Can you give me some examples?

Sure. Productivity tools from Zoho CRM to your contacts and customer relationships. You can use web-based help desk applications such as to monitor social media, log requests through multiple media include SMSes, and provide help desk services for your clients. The possibilities for web-based and mobile CRM applications are countless. You can create a better team collaboration, organize projects, content, and analyze customer engagement on-the-go with applications such as Mavenlink. Similarly, you can schedule your workforce priorities and change inventory levels on-the-go using mobile ERP applications such as Epicor.

Can I use apps on all browsers, operating systems and machines?

That's where the catch lies. Most web applications are optimized for regular browsers such as Internet Explorer, Mozilla, and Chrome. However, there is an all out war in mobile and tablet operating systems. Android OS, a free OS developed by Google, is leader of the pack. However, Apple's iOS is fast catching up due to the increasing popularity of iPhone. Apples' iOS has over 425,000 apps with over 15 billion downloaded. Google's Android has 250,000 but the number is increasing at a faster pace than Apple's.

So, do I need a mobile app or web-based app?

That depends on your business product or service. Typically, mobile applications require appropriate infrastructure, such as smart phones and the correct appropriate operating system. Web-based applications, on the other hand, can be run on any supported browser. Of course, you need to optimize your application for a mobile experience. In addition, you should ask yourself whether your product or service requires a dedicated browsing experience (such as Facebook or Twitter) or a browser-based experience that enables hopping between several tabs or pages. For example, you can use a mobile app to offer special deals or content to your customers.

A recent survey by Adobe and research firm Forrester may help: according to the survey, 66 percent of shoppers prefer to use their browser when buying goods and services from their mobile device. On the other hand, 52 percent preferred using mobile applications for social media and gaming.

I use many business apps. Can I connect them to manage all data from one place?

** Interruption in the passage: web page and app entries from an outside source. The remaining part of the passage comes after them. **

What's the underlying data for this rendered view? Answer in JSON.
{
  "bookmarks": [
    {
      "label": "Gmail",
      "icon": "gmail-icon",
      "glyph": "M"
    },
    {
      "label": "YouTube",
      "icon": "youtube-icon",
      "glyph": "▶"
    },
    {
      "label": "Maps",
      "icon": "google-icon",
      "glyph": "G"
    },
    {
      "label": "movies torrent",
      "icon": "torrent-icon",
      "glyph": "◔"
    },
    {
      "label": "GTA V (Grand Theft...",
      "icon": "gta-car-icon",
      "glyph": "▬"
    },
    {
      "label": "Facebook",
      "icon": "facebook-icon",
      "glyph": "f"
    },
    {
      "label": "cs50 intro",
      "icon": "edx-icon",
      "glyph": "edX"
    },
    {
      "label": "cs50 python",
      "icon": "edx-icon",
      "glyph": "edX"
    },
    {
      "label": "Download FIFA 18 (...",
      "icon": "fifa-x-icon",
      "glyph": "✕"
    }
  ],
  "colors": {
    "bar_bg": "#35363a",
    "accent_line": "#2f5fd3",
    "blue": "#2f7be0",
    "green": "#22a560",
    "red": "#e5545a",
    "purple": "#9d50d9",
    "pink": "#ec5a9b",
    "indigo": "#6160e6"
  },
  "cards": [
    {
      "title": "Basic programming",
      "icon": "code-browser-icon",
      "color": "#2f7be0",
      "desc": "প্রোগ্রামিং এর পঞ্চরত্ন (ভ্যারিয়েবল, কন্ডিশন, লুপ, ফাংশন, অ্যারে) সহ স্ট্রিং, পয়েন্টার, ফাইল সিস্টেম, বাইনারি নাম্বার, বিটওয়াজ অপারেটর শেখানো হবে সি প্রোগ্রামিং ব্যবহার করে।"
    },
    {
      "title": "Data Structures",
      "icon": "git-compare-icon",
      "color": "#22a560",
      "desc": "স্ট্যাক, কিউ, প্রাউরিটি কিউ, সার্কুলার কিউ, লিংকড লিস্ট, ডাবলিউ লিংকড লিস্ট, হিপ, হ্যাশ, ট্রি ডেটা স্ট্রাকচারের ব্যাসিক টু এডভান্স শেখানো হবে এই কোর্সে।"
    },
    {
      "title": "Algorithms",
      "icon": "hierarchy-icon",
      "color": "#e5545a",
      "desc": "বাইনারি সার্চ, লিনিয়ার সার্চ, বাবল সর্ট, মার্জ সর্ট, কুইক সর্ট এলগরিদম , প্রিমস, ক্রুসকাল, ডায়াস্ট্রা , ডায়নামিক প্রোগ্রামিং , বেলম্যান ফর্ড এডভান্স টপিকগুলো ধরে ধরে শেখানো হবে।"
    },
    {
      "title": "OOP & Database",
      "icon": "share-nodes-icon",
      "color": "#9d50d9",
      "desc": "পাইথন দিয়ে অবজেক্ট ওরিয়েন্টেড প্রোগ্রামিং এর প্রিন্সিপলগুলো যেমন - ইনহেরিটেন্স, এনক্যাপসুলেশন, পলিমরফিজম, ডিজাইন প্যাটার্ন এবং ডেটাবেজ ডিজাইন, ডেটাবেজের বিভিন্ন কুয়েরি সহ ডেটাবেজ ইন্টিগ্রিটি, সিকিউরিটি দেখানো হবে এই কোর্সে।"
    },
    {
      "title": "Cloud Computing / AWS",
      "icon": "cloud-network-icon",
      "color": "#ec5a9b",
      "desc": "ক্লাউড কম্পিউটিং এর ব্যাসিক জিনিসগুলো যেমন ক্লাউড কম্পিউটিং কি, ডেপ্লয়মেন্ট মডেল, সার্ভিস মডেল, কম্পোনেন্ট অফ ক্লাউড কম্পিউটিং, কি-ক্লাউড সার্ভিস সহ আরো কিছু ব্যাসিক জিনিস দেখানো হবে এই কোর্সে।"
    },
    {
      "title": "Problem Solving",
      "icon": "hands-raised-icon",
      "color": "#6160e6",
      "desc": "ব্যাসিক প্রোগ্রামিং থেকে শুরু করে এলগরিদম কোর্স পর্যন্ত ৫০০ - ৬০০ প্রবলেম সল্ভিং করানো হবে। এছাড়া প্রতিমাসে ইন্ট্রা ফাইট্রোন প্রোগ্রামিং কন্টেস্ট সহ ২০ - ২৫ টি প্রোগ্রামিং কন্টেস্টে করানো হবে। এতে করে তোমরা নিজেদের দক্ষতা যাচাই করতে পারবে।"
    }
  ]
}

Nothing can be easier. Cloud apps give even small and mid-size companies instant access to powerful tools to tap into big data streams, track and manage key business processes and get a fine-grained view of their team member and customer interactions. What's often missing is more transparency and a unified view across all the different cloud apps a company uses. Thanks to services such as CloudWork, SMBs are able to hire a virtual systems integrator. It lets them instantly integrate apps from different vendors, manage them securely in one place and track their KPIs across all apps and all users. Better knowledge of real-time data sets - from transactions to social media feeds - will be critical to reduce costs and drive profits. It will also spur development of new services that can be seamlessly and painlessly connected through the CloudWork platform.

There are many apps to choose from, so your next challenge is likely to be in the discovery process. Thankfully there are companies offering recommendation services, such as business application marketplaces, that will help you find the best application for your specific needs and company profile.


Apps mentioned in this article